The Vanishing Half by Brit Bennett (available 9 June)

The Vignes twin sisters will always be identical. But after growing up together in a small, southern black community and running away at age sixteen, it’s not just the shape of their daily lives that is different as adults, it’s everything. Ten years later, one sister lives with her black daughter in the same southern town she once tried to escape. The other secretly passes for white, and her white husband knows nothing of her past. Still, even separated by so many miles and just as many lies, the fates of the twins remain intertwined. What will happen to the next generation, when their own daughters' story lines intersect?


A Year of Simple Family Food by Julia Busuttil Nishimura (available 26 August)

Okay, Julia Busuttil Nishimura’s cookbook is still a few months off but we’re so excited that we had to include it! Whether it’s a cooling coffee granita to start a summer’s day or the comfort of a hearty baked maccheroni in darkest winter, this is the kind of food you will want to share with your loved ones throughout the year. There are plenty of quick recipes and some that require more time to bubble away on the stove.
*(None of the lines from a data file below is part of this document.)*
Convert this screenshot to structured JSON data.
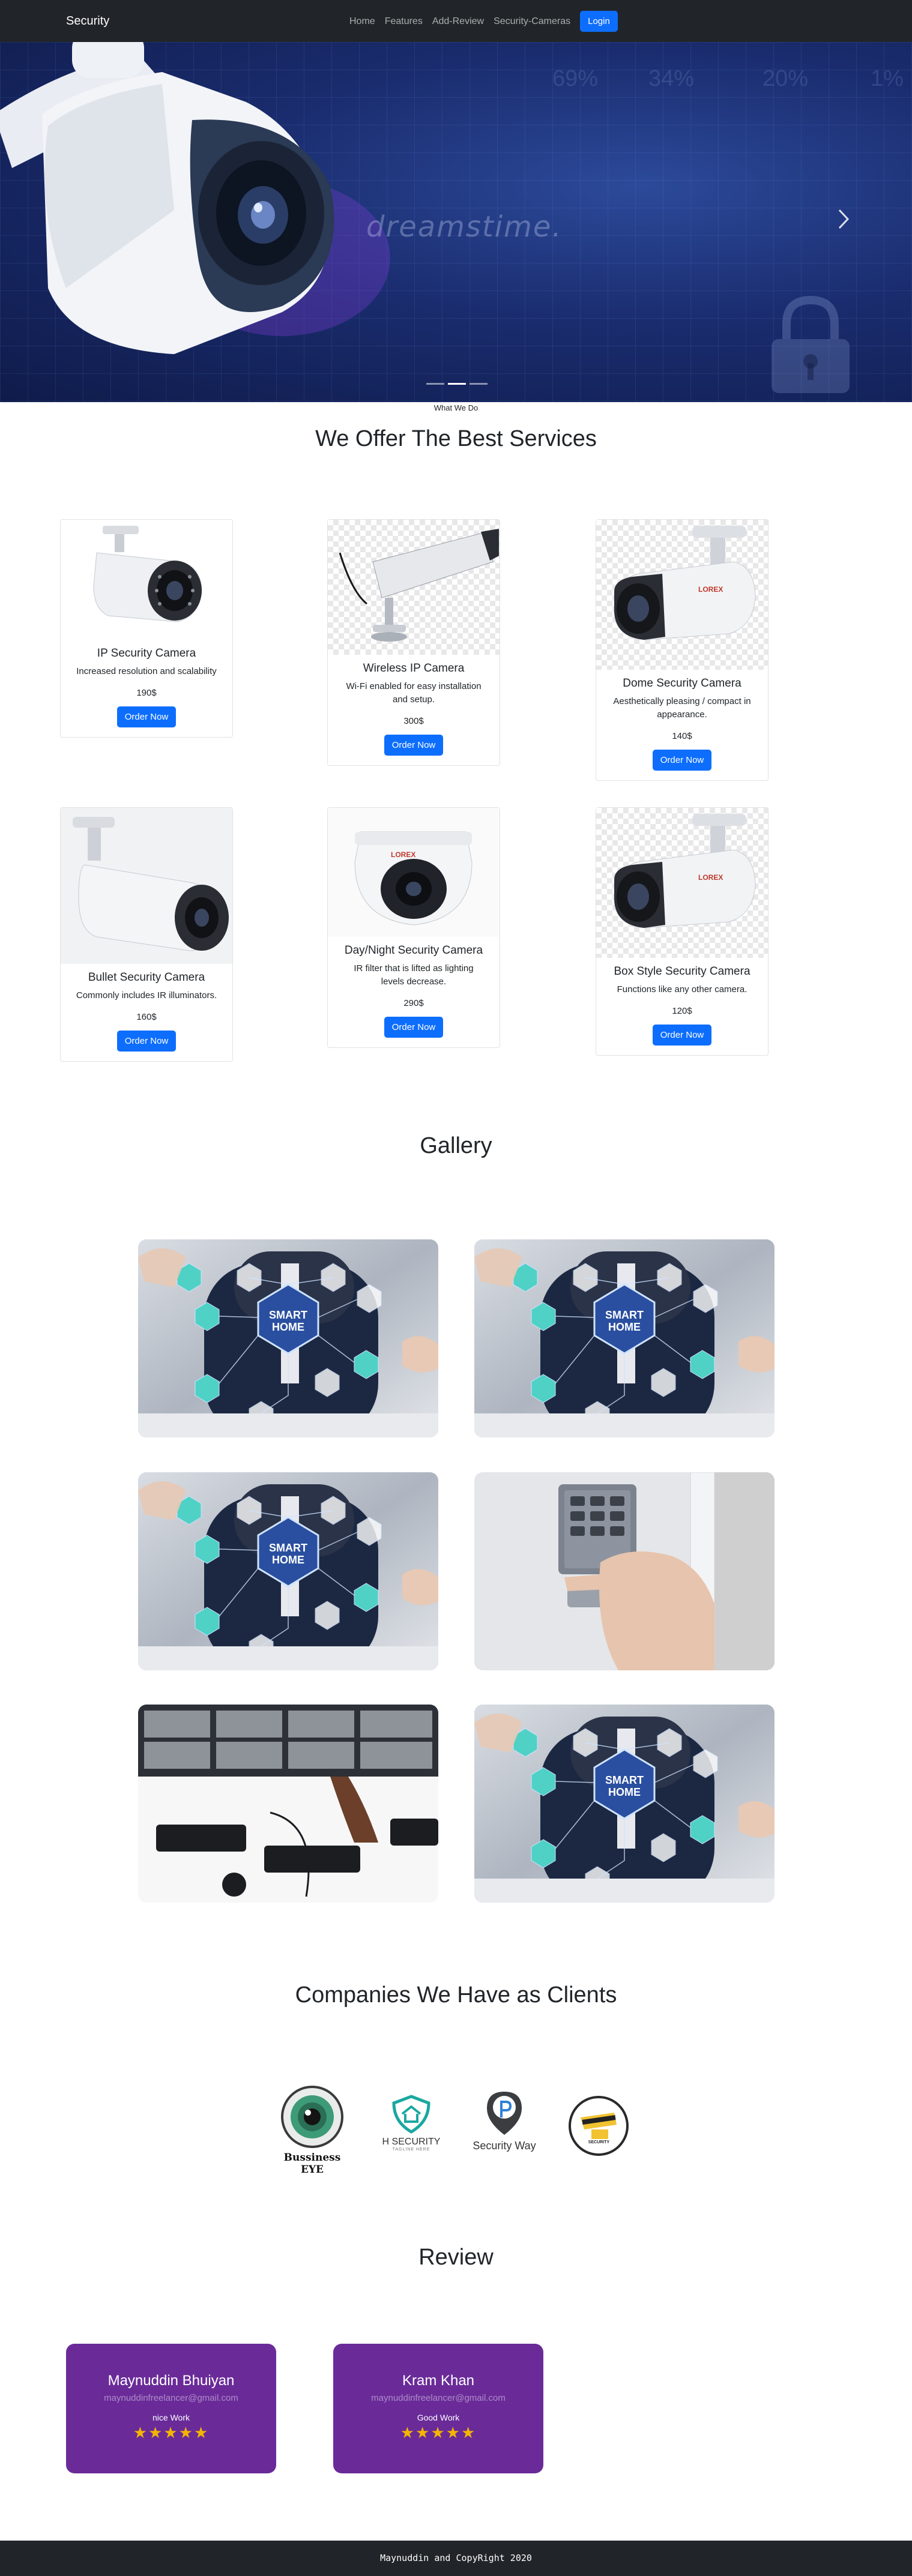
{
  "navbar": {
    "brand": "Security",
    "links": [
      "Home",
      "Features",
      "Add-Review",
      "Security-Cameras"
    ],
    "login": "Login"
  },
  "hero": {
    "watermark": "dreamstime.",
    "percents": [
      "69%",
      "34%",
      "20%",
      "1%"
    ],
    "slide_count": 3,
    "active_slide": 2
  },
  "services": {
    "eyebrow": "What We Do",
    "title": "We Offer The Best Services",
    "items": [
      {
        "name": "IP Security Camera",
        "desc": "Increased resolution and scalability",
        "price": "190$",
        "button": "Order Now"
      },
      {
        "name": "Wireless IP Camera",
        "desc": "Wi-Fi enabled for easy installation and setup.",
        "price": "300$",
        "button": "Order Now"
      },
      {
        "name": "Dome Security Camera",
        "desc": "Aesthetically pleasing / compact in appearance.",
        "price": "140$",
        "button": "Order Now"
      },
      {
        "name": "Bullet Security Camera",
        "desc": "Commonly includes IR illuminators.",
        "price": "160$",
        "button": "Order Now"
      },
      {
        "name": "Day/Night Security Camera",
        "desc": "IR filter that is lifted as lighting levels decrease.",
        "price": "290$",
        "button": "Order Now"
      },
      {
        "name": "Box Style Security Camera",
        "desc": "Functions like any other camera.",
        "price": "120$",
        "button": "Order Now"
      }
    ]
  },
  "gallery": {
    "title": "Gallery",
    "smart_home_label": [
      "SMART",
      "HOME"
    ]
  },
  "clients": {
    "title": "Companies We Have as Clients",
    "logos": [
      {
        "text": "Bussiness EYE",
        "icon": "eye-logo-icon"
      },
      {
        "text": "H SECURITY",
        "sub": "TAGLINE HERE",
        "icon": "shield-logo-icon"
      },
      {
        "text": "Security Way",
        "icon": "p-pin-logo-icon"
      },
      {
        "text": "SECURITY",
        "icon": "camera-badge-logo-icon"
      }
    ]
  },
  "reviews": {
    "title": "Review",
    "items": [
      {
        "name": "Maynuddin Bhuiyan",
        "email": "maynuddinfreelancer@gmail.com",
        "text": "nice Work",
        "stars": "★★★★★",
        "rating": 5
      },
      {
        "name": "Kram Khan",
        "email": "maynuddinfreelancer@gmail.com",
        "text": "Good Work",
        "stars": "★★★★★",
        "rating": 5
      }
    ]
  },
  "footer": {
    "text": "Maynuddin and CopyRight 2020"
  },
  "colors": {
    "primary": "#0d6efd",
    "dark": "#212529",
    "review_bg": "#6a2b99",
    "star": "#f4b400"
  }
}
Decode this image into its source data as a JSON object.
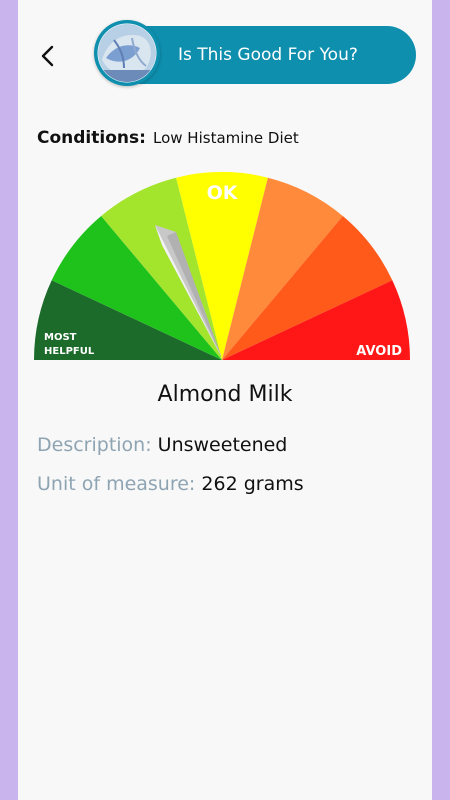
{
  "header": {
    "title": "Is This Good For You?"
  },
  "conditions": {
    "label": "Conditions:",
    "value": "Low Histamine Diet"
  },
  "gauge": {
    "left_label_line1": "MOST",
    "left_label_line2": "HELPFUL",
    "top_label": "OK",
    "right_label": "AVOID",
    "colors": [
      "#1d6b2b",
      "#1ec21b",
      "#a3e42d",
      "#ffff00",
      "#ff8a3c",
      "#ff5a1a",
      "#ff1616"
    ],
    "needle_color": "#d9d9d9"
  },
  "food": {
    "name": "Almond Milk",
    "description_label": "Description:",
    "description_value": "Unsweetened",
    "unit_label": "Unit of measure:",
    "unit_value": "262 grams"
  },
  "icons": {
    "back": "chevron-left-icon",
    "avatar": "food-image-icon"
  }
}
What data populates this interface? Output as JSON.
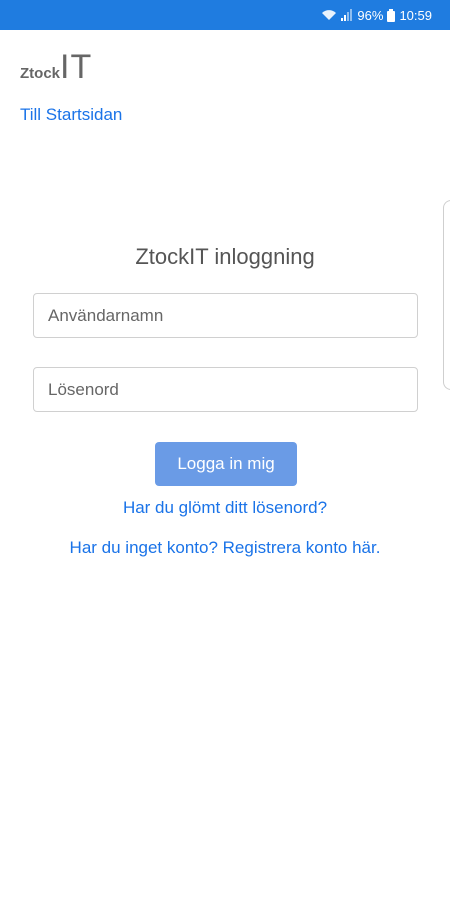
{
  "status_bar": {
    "battery": "96%",
    "time": "10:59",
    "icons": [
      "wifi-icon",
      "signal-icon",
      "battery-icon"
    ]
  },
  "header": {
    "logo_small": "Ztock",
    "logo_big": "IT",
    "home_link": "Till Startsidan"
  },
  "login": {
    "title": "ZtockIT inloggning",
    "username_placeholder": "Användarnamn",
    "password_placeholder": "Lösenord",
    "submit_label": "Logga in mig",
    "forgot_link": "Har du glömt ditt lösenord?",
    "register_link": "Har du inget konto? Registrera konto här."
  },
  "colors": {
    "status_bar": "#1f7ce0",
    "link": "#1a73e8",
    "button": "#6a9be6"
  }
}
This is generous, delicious food that the whole family will love, all year round.